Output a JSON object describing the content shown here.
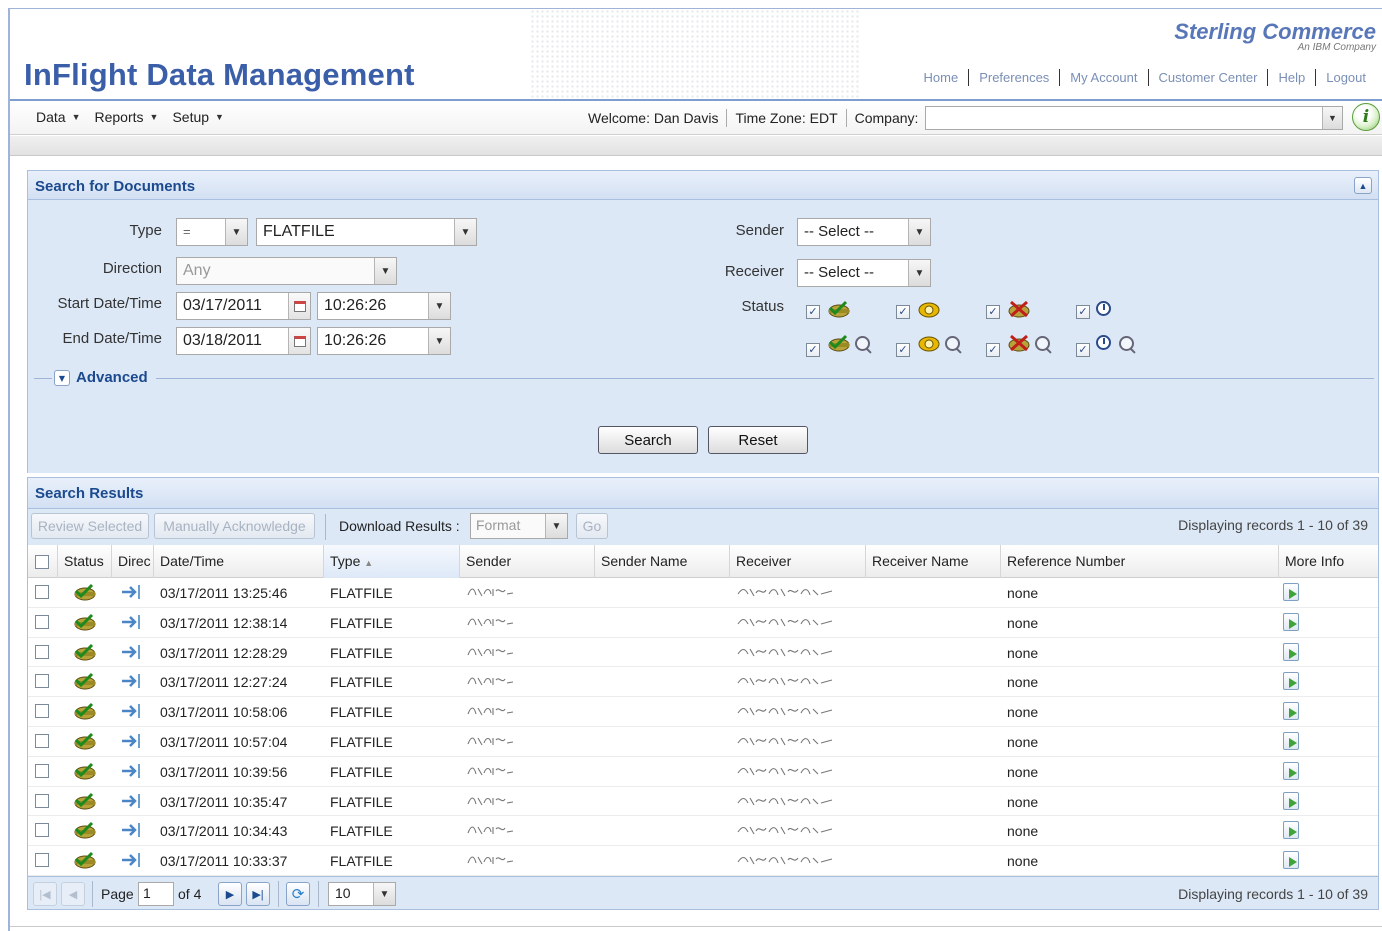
{
  "header": {
    "app_title": "InFlight Data Management",
    "brand_name": "Sterling Commerce",
    "brand_sub": "An IBM Company",
    "links": [
      "Home",
      "Preferences",
      "My Account",
      "Customer Center",
      "Help",
      "Logout"
    ]
  },
  "menubar": {
    "items": [
      "Data",
      "Reports",
      "Setup"
    ],
    "welcome": "Welcome: Dan Davis",
    "timezone": "Time Zone: EDT",
    "company_label": "Company:",
    "company_value": ""
  },
  "search": {
    "panel_title": "Search for Documents",
    "type_label": "Type",
    "type_operator": "=",
    "type_value": "FLATFILE",
    "direction_label": "Direction",
    "direction_value": "Any",
    "start_label": "Start Date/Time",
    "start_date": "03/17/2011",
    "start_time": "10:26:26",
    "end_label": "End Date/Time",
    "end_date": "03/18/2011",
    "end_time": "10:26:26",
    "sender_label": "Sender",
    "sender_value": "-- Select --",
    "receiver_label": "Receiver",
    "receiver_value": "-- Select --",
    "status_label": "Status",
    "advanced_label": "Advanced",
    "search_button": "Search",
    "reset_button": "Reset"
  },
  "results": {
    "panel_title": "Search Results",
    "review_selected": "Review Selected",
    "manually_acknowledge": "Manually Acknowledge",
    "download_label": "Download Results :",
    "format_placeholder": "Format",
    "go_button": "Go",
    "displaying": "Displaying records 1 - 10 of 39",
    "columns": [
      "Status",
      "Direc",
      "Date/Time",
      "Type",
      "Sender",
      "Sender Name",
      "Receiver",
      "Receiver Name",
      "Reference Number",
      "More Info"
    ],
    "rows": [
      {
        "datetime": "03/17/2011 13:25:46",
        "type": "FLATFILE",
        "reference": "none"
      },
      {
        "datetime": "03/17/2011 12:38:14",
        "type": "FLATFILE",
        "reference": "none"
      },
      {
        "datetime": "03/17/2011 12:28:29",
        "type": "FLATFILE",
        "reference": "none"
      },
      {
        "datetime": "03/17/2011 12:27:24",
        "type": "FLATFILE",
        "reference": "none"
      },
      {
        "datetime": "03/17/2011 10:58:06",
        "type": "FLATFILE",
        "reference": "none"
      },
      {
        "datetime": "03/17/2011 10:57:04",
        "type": "FLATFILE",
        "reference": "none"
      },
      {
        "datetime": "03/17/2011 10:39:56",
        "type": "FLATFILE",
        "reference": "none"
      },
      {
        "datetime": "03/17/2011 10:35:47",
        "type": "FLATFILE",
        "reference": "none"
      },
      {
        "datetime": "03/17/2011 10:34:43",
        "type": "FLATFILE",
        "reference": "none"
      },
      {
        "datetime": "03/17/2011 10:33:37",
        "type": "FLATFILE",
        "reference": "none"
      }
    ]
  },
  "pager": {
    "page_label": "Page",
    "page_value": "1",
    "of_label": "of 4",
    "page_size": "10",
    "displaying": "Displaying records 1 - 10 of 39"
  },
  "colors": {
    "accent": "#3b5ea8",
    "panel_bg": "#dde8f7",
    "panel_title": "#1b4a8e"
  }
}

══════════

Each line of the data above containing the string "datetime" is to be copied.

        "datetime": "03/17/2011 13:25:46",
        "datetime": "03/17/2011 12:38:14",
        "datetime": "03/17/2011 12:28:29",
        "datetime": "03/17/2011 12:27:24",
        "datetime": "03/17/2011 10:58:06",
        "datetime": "03/17/2011 10:57:04",
        "datetime": "03/17/2011 10:39:56",
        "datetime": "03/17/2011 10:35:47",
        "datetime": "03/17/2011 10:34:43",
        "datetime": "03/17/2011 10:33:37",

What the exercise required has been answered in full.